** What to work on **
Repeat the data exactly, please; no pictures belong in the copy.

[Data about app and page elements]
Segment Open

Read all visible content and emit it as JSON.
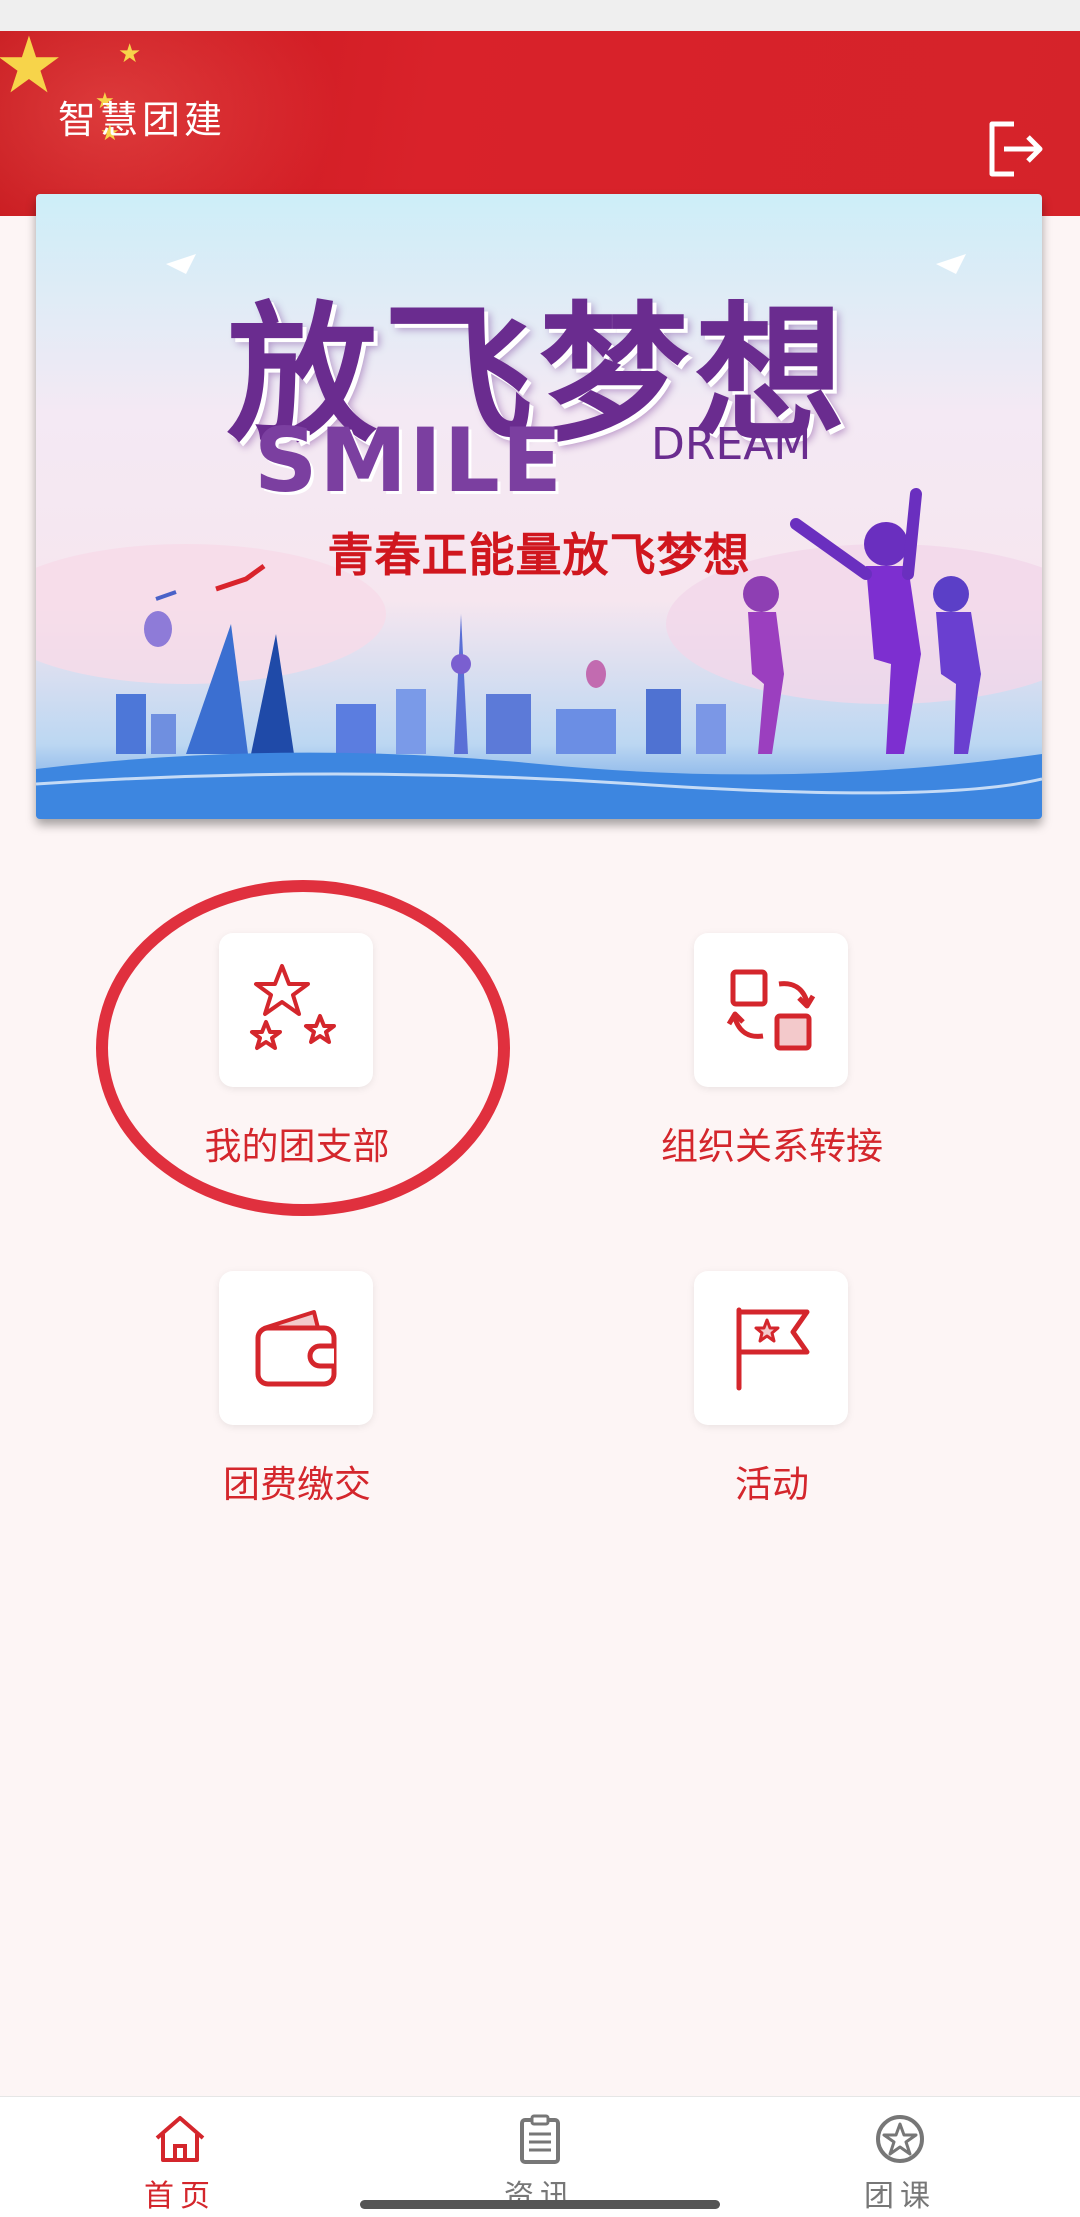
{
  "header": {
    "title": "智慧团建",
    "logout_icon": "logout-icon"
  },
  "banner": {
    "headline": "放飞梦想",
    "english_1": "SMILE",
    "english_2": "DREAM",
    "slogan": "青春正能量放飞梦想"
  },
  "menu": {
    "items": [
      {
        "label": "我的团支部",
        "icon": "stars-icon",
        "highlighted": true
      },
      {
        "label": "组织关系转接",
        "icon": "transfer-icon",
        "highlighted": false
      },
      {
        "label": "团费缴交",
        "icon": "wallet-icon",
        "highlighted": false
      },
      {
        "label": "活动",
        "icon": "flag-icon",
        "highlighted": false
      }
    ]
  },
  "tabbar": {
    "tabs": [
      {
        "label": "首页",
        "icon": "home-icon",
        "active": true
      },
      {
        "label": "资讯",
        "icon": "news-icon",
        "active": false
      },
      {
        "label": "团课",
        "icon": "star-badge-icon",
        "active": false
      }
    ]
  },
  "colors": {
    "accent": "#d4262c",
    "header_red": "#d9222a",
    "highlight_ring": "#e0303e",
    "inactive": "#777777"
  }
}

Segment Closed

** Answer space **
Read all visible content and emit it as JSON.
{
  "header": {
    "title": "智慧团建",
    "logout_icon": "logout-icon"
  },
  "banner": {
    "headline": "放飞梦想",
    "english_1": "SMILE",
    "english_2": "DREAM",
    "slogan": "青春正能量放飞梦想"
  },
  "menu": {
    "items": [
      {
        "label": "我的团支部",
        "icon": "stars-icon",
        "highlighted": true
      },
      {
        "label": "组织关系转接",
        "icon": "transfer-icon",
        "highlighted": false
      },
      {
        "label": "团费缴交",
        "icon": "wallet-icon",
        "highlighted": false
      },
      {
        "label": "活动",
        "icon": "flag-icon",
        "highlighted": false
      }
    ]
  },
  "tabbar": {
    "tabs": [
      {
        "label": "首页",
        "icon": "home-icon",
        "active": true
      },
      {
        "label": "资讯",
        "icon": "news-icon",
        "active": false
      },
      {
        "label": "团课",
        "icon": "star-badge-icon",
        "active": false
      }
    ]
  },
  "colors": {
    "accent": "#d4262c",
    "header_red": "#d9222a",
    "highlight_ring": "#e0303e",
    "inactive": "#777777"
  }
}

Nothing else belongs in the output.